The legislation, referred to as H.R. 1, passed the House on a vote of 234-193 on Friday along party lines. Its passage marks a symbolic win for Democrats, who seized control of the chamber this year after eight years in the minority. But the measure is unlikely to get a vote in the GOP-controlled Senate or make it to President Donald Trump’s desk.
The House Democrats’ massive bill aims to — among other things — curb the influence of money in politics, increase public financing of campaigns, expand voting rights, end partisan gerrymandering and force the disclosure of presidential candidates’ tax returns.
“For months, for years, really for decades, millions of Americans across the country have been looking at Washington and feeling like they’ve been left out and left behind,” Rep. John Sarbanes, D-Md., the lead sponsor of the bill, said Friday outside the U.S. Capitol.
The bill, Sarbanes said, seeks to “restore ethics and accountability, to fight back against the interests of big money in our politics, and to make it easier, not harder, to register and vote in America.”
Republicans in the House and Senate have opposed the bill, warning that it’s unconstitutional, would limit political speech and would use taxpayer cash to fund political campaigns.
House Democrats “want the government to interfere in our free and fair elections,” House Minority Leader Kevin McCarthy (R-Calif.) said in a video posted this week. “It’s not designed to protect your vote. It’s designed to put a thumb on the scale of every election in America and keep the swamp swampy.”
Senate Majority Leader Mitch McConnell called the effort a “power grab” by the Democrats. He has also called the bill a “parade of horrible” and said he wouldn’t hold a vote on it “because I get to decide what we vote on.”
In a statement, GOP U.S. Rep. Lloyd Smucker, of Pennsylvania, called the bill a “massive federal overreach which won’t make our elections safer or more democratic.”
“This is an unconstitutional power-grab, written with zero input from anyone across the aisle. It would limit Americans’ free speech and alter the very fundamental principles of our elections system, all at a significant cost to taxpayers,” Smucker, R-11th District, said.

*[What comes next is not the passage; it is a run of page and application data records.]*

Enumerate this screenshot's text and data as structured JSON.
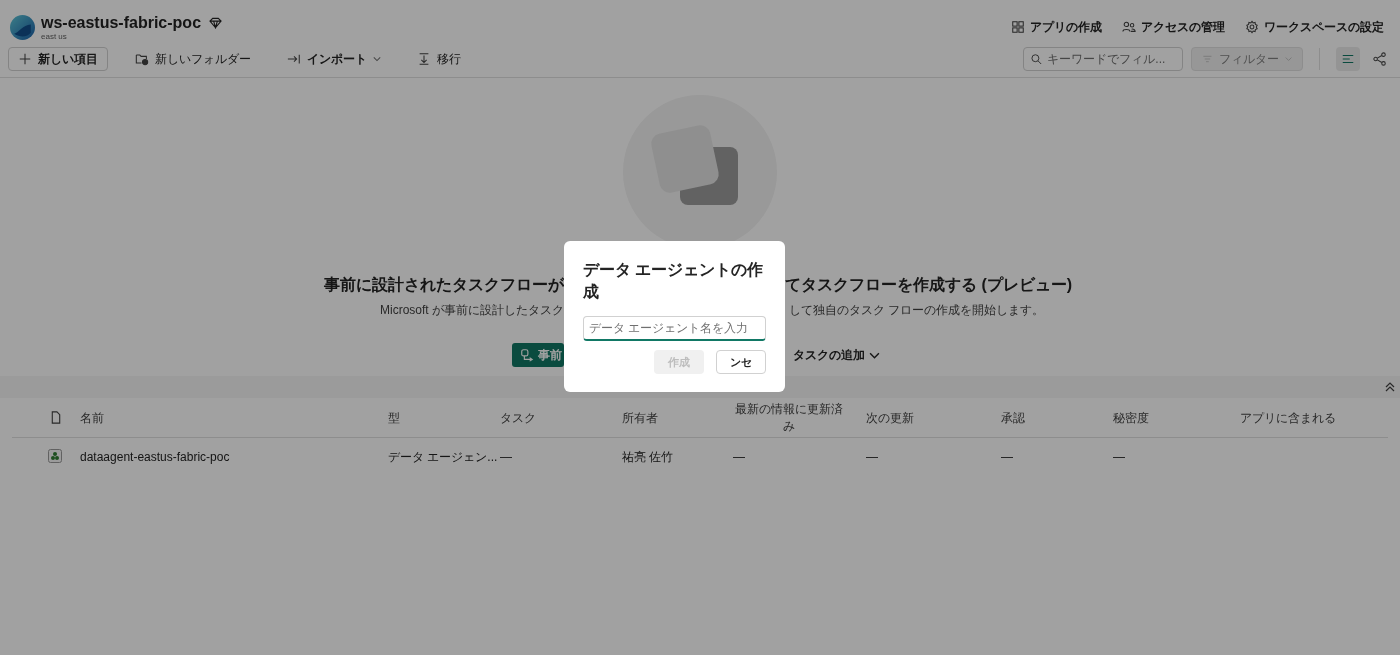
{
  "workspace": {
    "name": "ws-eastus-fabric-poc",
    "region": "east us"
  },
  "header_actions": [
    {
      "label": "アプリの作成",
      "kind": "app"
    },
    {
      "label": "アクセスの管理",
      "kind": "access"
    },
    {
      "label": "ワークスペースの設定",
      "kind": "settings"
    }
  ],
  "toolbar": {
    "items": [
      {
        "label": "新しい項目",
        "kind": "new"
      },
      {
        "label": "新しいフォルダー",
        "kind": "folder"
      },
      {
        "label": "インポート",
        "kind": "import"
      },
      {
        "label": "移行",
        "kind": "migrate"
      }
    ],
    "search": {
      "placeholder": "キーワードでフィル..."
    },
    "filter": {
      "label": "フィルター",
      "disabled": true
    },
    "view_buttons": [
      {
        "kind": "list",
        "selected": true
      },
      {
        "kind": "lineage",
        "selected": false
      }
    ]
  },
  "empty_state": {
    "heading_left": "事前に設計されたタスクフローが",
    "heading_right": "てタスクフローを作成する (プレビュー)",
    "subtitle_left": "Microsoft が事前に設計したタスク",
    "subtitle_right": "して独自のタスク フローの作成を開始します。",
    "primary_button": "事前",
    "secondary_button": "タスクの追加"
  },
  "table": {
    "columns": [
      "名前",
      "型",
      "タスク",
      "所有者",
      "最新の情報に更新済み",
      "次の更新",
      "承認",
      "秘密度",
      "アプリに含まれる"
    ],
    "rows": [
      {
        "cells": [
          "dataagent-eastus-fabric-poc",
          "データ エージェン...",
          "—",
          "祐亮 佐竹",
          "—",
          "—",
          "—",
          "—"
        ]
      }
    ]
  },
  "dialog": {
    "title": "データ エージェントの作成",
    "placeholder": "データ エージェント名を入力",
    "create": {
      "label": "作成",
      "disabled": true
    },
    "cancel": "ンセ"
  }
}
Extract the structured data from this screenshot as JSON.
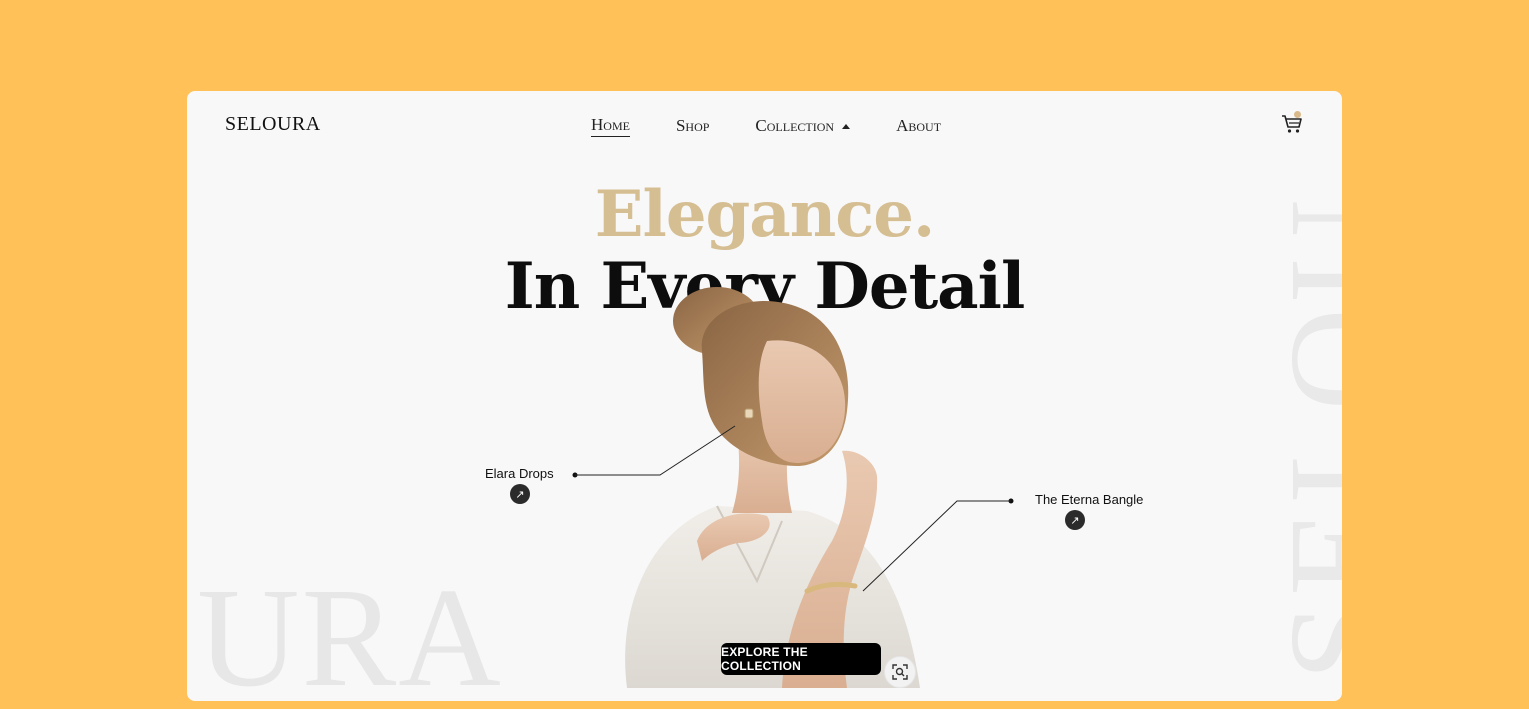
{
  "brand": {
    "name": "SELOURA"
  },
  "nav": {
    "items": [
      {
        "label": "Home",
        "active": true
      },
      {
        "label": "Shop",
        "active": false
      },
      {
        "label": "Collection",
        "active": false,
        "has_dropdown": true
      },
      {
        "label": "About",
        "active": false
      }
    ],
    "cart_icon": "cart-icon"
  },
  "hero": {
    "headline_accent": "Elegance.",
    "headline_main": "In Every Detail",
    "watermark_bottom": "URA",
    "watermark_side": "SELOU",
    "cta_label": "EXPLORE THE COLLECTION",
    "scan_icon": "scan-search-icon"
  },
  "callouts": [
    {
      "label": "Elara Drops",
      "icon": "arrow-up-right-icon"
    },
    {
      "label": "The Eterna Bangle",
      "icon": "arrow-up-right-icon"
    }
  ],
  "colors": {
    "background": "#FFC158",
    "card": "#F8F8F8",
    "accent": "#D6BE93",
    "text": "#0D0D0D"
  }
}
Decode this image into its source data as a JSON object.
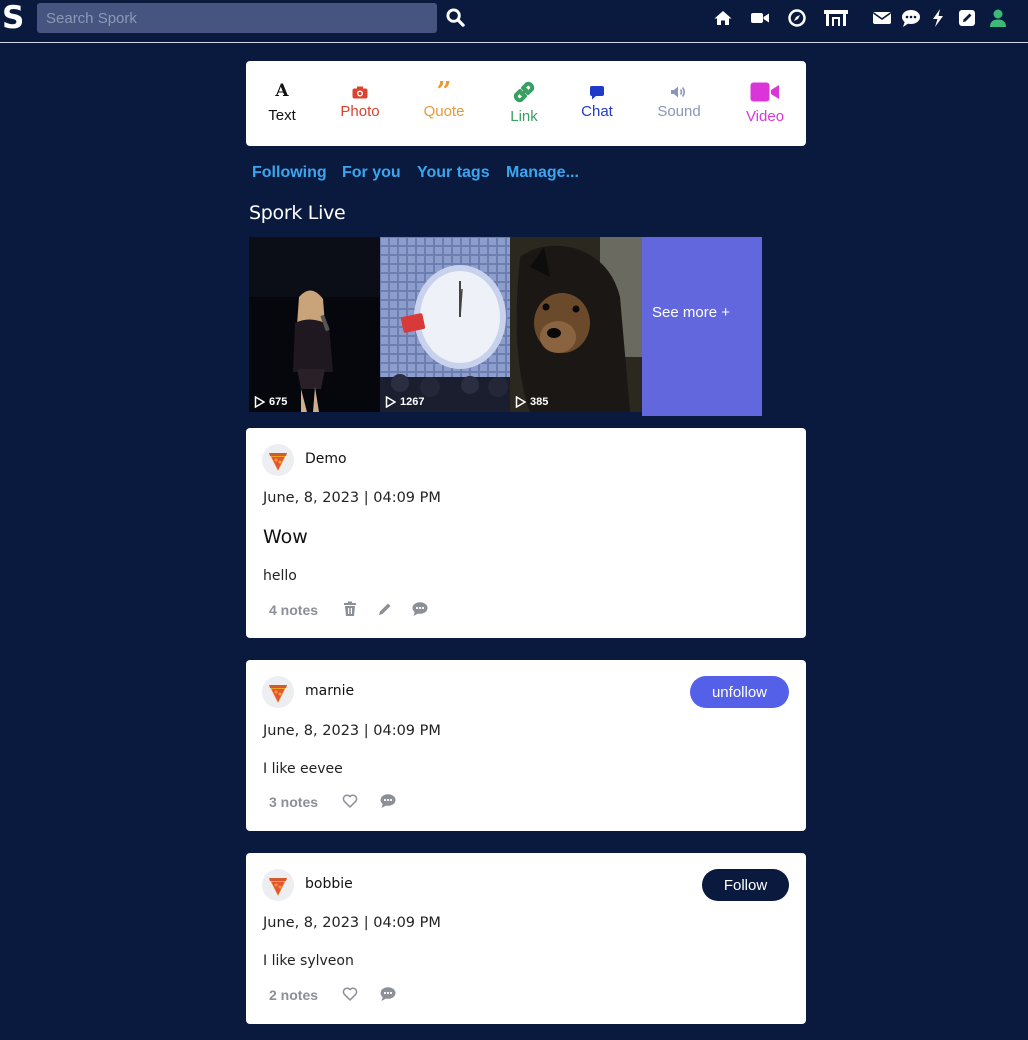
{
  "brand": {
    "logo": "S"
  },
  "search": {
    "placeholder": "Search Spork"
  },
  "nav_icons": [
    "home-icon",
    "video-camera-icon",
    "compass-icon",
    "shop-icon",
    "mail-icon",
    "chat-bubble-icon",
    "lightning-icon",
    "edit-icon",
    "user-icon"
  ],
  "composer": {
    "types": [
      {
        "label": "Text",
        "color": "#111111"
      },
      {
        "label": "Photo",
        "color": "#d9432f"
      },
      {
        "label": "Quote",
        "color": "#e69a3a"
      },
      {
        "label": "Link",
        "color": "#3a9f62"
      },
      {
        "label": "Chat",
        "color": "#1f3ac8"
      },
      {
        "label": "Sound",
        "color": "#8a96b8"
      },
      {
        "label": "Video",
        "color": "#d935d9"
      }
    ]
  },
  "tabs": [
    "Following",
    "For you",
    "Your tags",
    "Manage..."
  ],
  "live": {
    "title": "Spork Live",
    "tiles": [
      {
        "views": "675"
      },
      {
        "views": "1267"
      },
      {
        "views": "385"
      }
    ],
    "see_more": "See more +"
  },
  "posts": [
    {
      "user": "Demo",
      "date": "June, 8, 2023 | 04:09 PM",
      "title": "Wow",
      "body": "hello",
      "notes": "4 notes",
      "actions": [
        "trash-icon",
        "pencil-icon",
        "comment-icon"
      ]
    },
    {
      "user": "marnie",
      "date": "June, 8, 2023 | 04:09 PM",
      "body": "I like eevee",
      "notes": "3 notes",
      "follow_button": "unfollow",
      "actions": [
        "heart-icon",
        "comment-icon"
      ]
    },
    {
      "user": "bobbie",
      "date": "June, 8, 2023 | 04:09 PM",
      "body": "I like sylveon",
      "notes": "2 notes",
      "follow_button": "Follow",
      "actions": [
        "heart-icon",
        "comment-icon"
      ]
    }
  ],
  "colors": {
    "background": "#0a1a3f",
    "accent": "#5560e8",
    "tab_link": "#3aa6f0",
    "see_more": "#6367dd"
  }
}
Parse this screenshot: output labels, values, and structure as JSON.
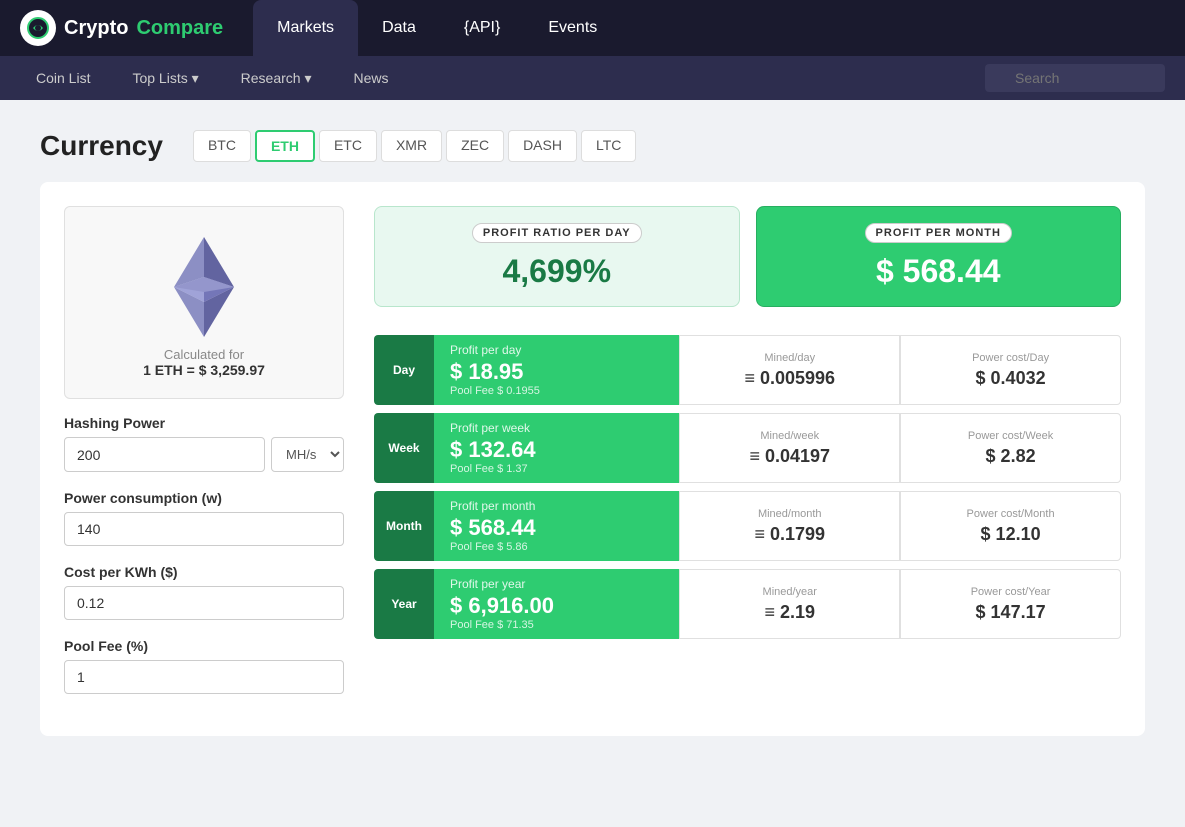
{
  "site": {
    "logo_text1": "Crypto",
    "logo_text2": "Compare"
  },
  "top_nav": {
    "items": [
      {
        "label": "Markets",
        "active": true
      },
      {
        "label": "Data",
        "active": false
      },
      {
        "label": "{API}",
        "active": false
      },
      {
        "label": "Events",
        "active": false
      }
    ]
  },
  "sub_nav": {
    "items": [
      {
        "label": "Coin List"
      },
      {
        "label": "Top Lists ▾"
      },
      {
        "label": "Research ▾"
      },
      {
        "label": "News"
      }
    ],
    "search_placeholder": "Search"
  },
  "page": {
    "title": "Currency",
    "tabs": [
      {
        "label": "BTC",
        "active": false
      },
      {
        "label": "ETH",
        "active": true
      },
      {
        "label": "ETC",
        "active": false
      },
      {
        "label": "XMR",
        "active": false
      },
      {
        "label": "ZEC",
        "active": false
      },
      {
        "label": "DASH",
        "active": false
      },
      {
        "label": "LTC",
        "active": false
      }
    ]
  },
  "eth_info": {
    "calc_label": "Calculated for",
    "calc_value": "1 ETH = $ 3,259.97"
  },
  "form": {
    "hashing_power_label": "Hashing Power",
    "hashing_power_value": "200",
    "hashing_unit": "MH/s",
    "power_consumption_label": "Power consumption (w)",
    "power_consumption_value": "140",
    "cost_per_kwh_label": "Cost per KWh ($)",
    "cost_per_kwh_value": "0.12",
    "pool_fee_label": "Pool Fee (%)",
    "pool_fee_value": "1"
  },
  "summary": {
    "profit_ratio_label": "PROFIT RATIO PER DAY",
    "profit_ratio_value": "4,699%",
    "profit_month_label": "PROFIT PER MONTH",
    "profit_month_value": "$ 568.44"
  },
  "rows": [
    {
      "period": "Day",
      "profit_title": "Profit per day",
      "profit_amount": "$ 18.95",
      "pool_fee": "Pool Fee $ 0.1955",
      "mined_title": "Mined/day",
      "mined_value": "≡ 0.005996",
      "power_title": "Power cost/Day",
      "power_value": "$ 0.4032"
    },
    {
      "period": "Week",
      "profit_title": "Profit per week",
      "profit_amount": "$ 132.64",
      "pool_fee": "Pool Fee $ 1.37",
      "mined_title": "Mined/week",
      "mined_value": "≡ 0.04197",
      "power_title": "Power cost/Week",
      "power_value": "$ 2.82"
    },
    {
      "period": "Month",
      "profit_title": "Profit per month",
      "profit_amount": "$ 568.44",
      "pool_fee": "Pool Fee $ 5.86",
      "mined_title": "Mined/month",
      "mined_value": "≡ 0.1799",
      "power_title": "Power cost/Month",
      "power_value": "$ 12.10"
    },
    {
      "period": "Year",
      "profit_title": "Profit per year",
      "profit_amount": "$ 6,916.00",
      "pool_fee": "Pool Fee $ 71.35",
      "mined_title": "Mined/year",
      "mined_value": "≡ 2.19",
      "power_title": "Power cost/Year",
      "power_value": "$ 147.17"
    }
  ]
}
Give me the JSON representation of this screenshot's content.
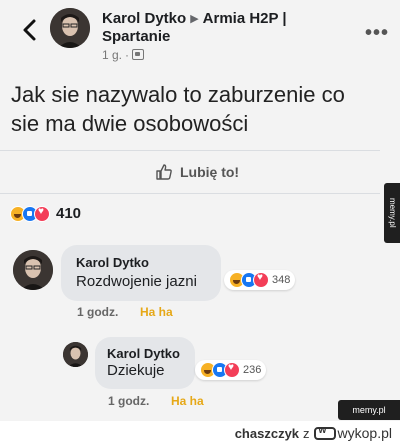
{
  "post": {
    "author": "Karol Dytko",
    "group_line1": "Armia H2P |",
    "group_line2": "Spartanie",
    "time": "1 g.",
    "text": "Jak sie nazywalo to zaburzenie co sie ma dwie osobowości",
    "like_label": "Lubię to!",
    "reaction_count": "410",
    "icons": {
      "back": "chevron-left-icon",
      "more": "more-horizontal-icon",
      "audience": "friends-icon",
      "like": "thumbs-up-icon"
    }
  },
  "comments": [
    {
      "author": "Karol Dytko",
      "text": "Rozdwojenie jazni",
      "reaction_count": "348",
      "time": "1 godz.",
      "reaction_label": "Ha ha"
    },
    {
      "author": "Karol Dytko",
      "text": "Dziekuje",
      "reaction_count": "236",
      "time": "1 godz.",
      "reaction_label": "Ha ha"
    }
  ],
  "watermark": {
    "side": "memy.pl",
    "badge": "memy.pl",
    "credit_user": "chaszczyk",
    "credit_sep": "z",
    "credit_site": "wykop.pl"
  },
  "colors": {
    "haha": "#f7b125",
    "like": "#1877f2",
    "love": "#f33e58",
    "bubble": "#e4e6e9"
  }
}
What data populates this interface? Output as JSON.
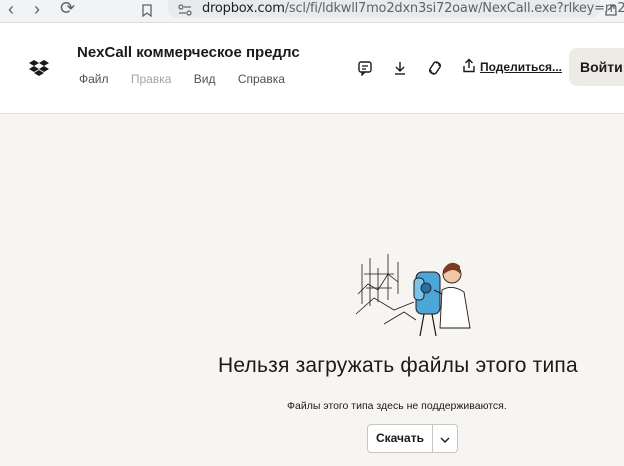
{
  "browser": {
    "url_host": "dropbox.com",
    "url_path": "/scl/fi/ldkwll7mo2dxn3si72oaw/NexCall.exe?rlkey=m2..."
  },
  "header": {
    "doc_title": "NexCall коммерческое предлс",
    "menu": [
      "Файл",
      "Правка",
      "Вид",
      "Справка"
    ],
    "share_label": "Поделиться...",
    "login_label": "Войти"
  },
  "main": {
    "headline": "Нельзя загружать файлы этого типа",
    "subtext": "Файлы этого типа здесь не поддерживаются.",
    "download_label": "Скачать"
  },
  "colors": {
    "page_bg": "#f7f5f2",
    "header_bg": "#ffffff",
    "illustration_accent": "#4da6d8"
  }
}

Democrats, meanwhile, are using McConnell’s comments against him.
“One senator said this is a power grab. Yes it is, it’s a power grab for the American people,” California Democratic Rep. Zoe Lofgren said Friday.
Pennsylvania U.S. Rep. Dwight Evans, D-3rd District, called the bill “revolutionary,” in a statement posted to Twitter, because it “[takes] huuuge (sic) money out of politics; [cleans] up corruption and [ensures] fair elections.”
Democrats in both chambers intend to use the House passage of the bill — and the expected inaction by the Senate — as a messaging tool. They think GOP opposition to the bill won’t go over well with voters.
House Speaker Nancy Pelosi said ahead of the vote, “Let us look to the Senate and say, when we pass this bill, it’s not just what happens on this floor, it’s the message it sends to the American people.”
Pelosi added, “We’re not going to end until we win. … We can save a lot of time by the Senate just agreeing to the ‘For the People’ agenda.”